- Cross-site scripting (XSS)
Nearly four out of every ten cases of all cyber attacks are Cross-site scripting (XSS) attacks.
It is crucial that the reader should note that Cross-Site Scripting (XSS) is one of the biggest security vulnerabilities because the attacker will need able to easily get access to such sensitive information as Session Storage, Local Storage, and even cookies.
Some preventive measures against Cross-Site Scripting (XSS) include never injecting any unknown scripts into the web page and always using CSS escape.
- Cross-Site Request Forgery (CSRF)
With Cross-Site Request Forgery (CSRF), attacking hackers may be able to manipulate users into executing malicious code or taking some unauthorized actions on the vulnerable website or the application.
The most common way of initiating a Cross-Site Request Forgery (CSRF) attack is by looking at all the unprotected form elements present on a given web page and injecting the malicious code through it.
Hackers can also use Cross-Site Request Forgery (CSRF) to update the email address of a user on their website. And then further request a password change in order to completely take over their account. Thus the hacker will have all the powers of the account holder in question.
Adding a Cross-Site Request Forgery (CSRF) token can help programmers avoid this nightmare.
- Client-Side Issues
When developers introduce an outside API on the client-side, it automatically increases the vulnerability of the application. More often than not, poor web development practices are to be blamed for this.
What makes this vulnerability worse is that the client-side browser scripts already have access to all the content that is returned by the web app directly to the client’s web browser. This can include cookies and other sensitive data like user session IDs. This can, in turn, lead to hackers trying to hijack the host’s user sessions and probe for more sensitive user Data Science.
- One should adopt Runtime Application Self-Protection (RASP)
Runtime Application Application Self-Protection (RASP) is a programming technology that is specifically designed. For detecting attacks on an application in real-time. It can analyze both the app’s own behavior and the overall context of this behavior in order to protect the same from any malicious attacks.

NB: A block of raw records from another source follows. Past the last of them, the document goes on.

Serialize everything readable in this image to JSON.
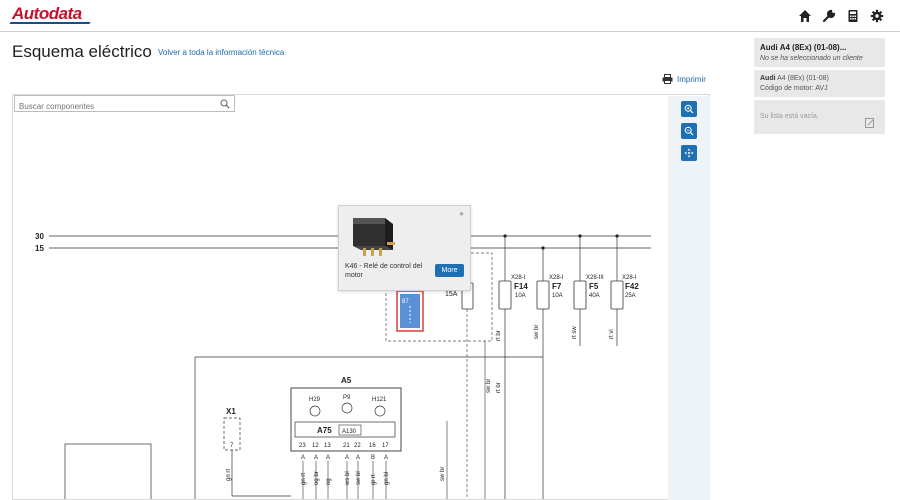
{
  "header": {
    "logo": "Autodata",
    "icons": [
      "home-icon",
      "wrench-icon",
      "calculator-icon",
      "settings-icon"
    ]
  },
  "page": {
    "title": "Esquema eléctrico",
    "back_link": "Volver a toda la información técnica",
    "print_label": "Imprimir"
  },
  "search": {
    "placeholder": "Buscar componentes"
  },
  "zoom": {
    "buttons": [
      "zoom-in-icon",
      "zoom-out-icon",
      "fit-icon"
    ]
  },
  "sidebar": {
    "vehicle_title": "Audi A4 (8Ex) (01-08)...",
    "no_client": "No se ha seleccionado un cliente",
    "make": "Audi",
    "model": "A4 (8Ex) (01-08)",
    "engine_code": "Código de motor: AVJ",
    "empty_list": "Su lista está vacía."
  },
  "popup": {
    "component": "K46 - Relé de control del motor",
    "more_label": "More"
  },
  "diagram": {
    "lines": [
      "30",
      "15"
    ],
    "relay_pin": "87",
    "fuses": [
      {
        "conn": "X28-I",
        "name": "F14",
        "rating": "10A"
      },
      {
        "conn": "X28-I",
        "name": "F7",
        "rating": "10A"
      },
      {
        "conn": "X28-III",
        "name": "F5",
        "rating": "40A"
      },
      {
        "conn": "X28-I",
        "name": "F42",
        "rating": "25A"
      }
    ],
    "partial_fuse_rating": "15A",
    "wire_labels": [
      "rt br",
      "sw br",
      "rt sw",
      "rt vi",
      "sw br",
      "rt br",
      "sw br"
    ],
    "module": {
      "name": "A5",
      "sub": "A75",
      "sub2": "A130",
      "indicators": [
        "H29",
        "P9",
        "H121"
      ],
      "pins": [
        "23",
        "12",
        "13",
        "21",
        "22",
        "16",
        "17"
      ],
      "pin_letters": [
        "A",
        "A",
        "A",
        "A",
        "A",
        "B",
        "A"
      ],
      "wires": [
        "gn rt",
        "og br",
        "og",
        "ws bl",
        "sw bl",
        "gr rt",
        "gn bl"
      ]
    },
    "connector": {
      "name": "X1",
      "pin": "7",
      "wire": "gn rt"
    }
  },
  "colors": {
    "accent": "#1f6fb5",
    "brand_red": "#c8102e",
    "relay_highlight": "#d9413a",
    "relay_fill": "#5b8fd6"
  }
}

Since Runtime Application Self-Protection (RASP) continuously monitors the app’s own behavior. It also becomes easier to identify and mitigate any issues in real-time without wasting time that would. Be spent otherwise while waiting for manual human intervention.
- One should avoid using the eval() function.
The eval() function is generally used by web developers to run their text as a small piece of code. That is a bad programming practice. It makes the website vulnerable to a number of threats, and one would be wise to go with more secure functions.
- One should encrypt with SSL/ HTTPS
Encrypted data on the client and the server-side can make your application more secure. That means, even if hackers were to get access to the data, they would find it in encrypted form and unusable to them. Simultaneously, one should also secure the cookies to limit the use of application cookies for secure and encrypted website pages only.
- One should focus on API Security.
The Bottom Line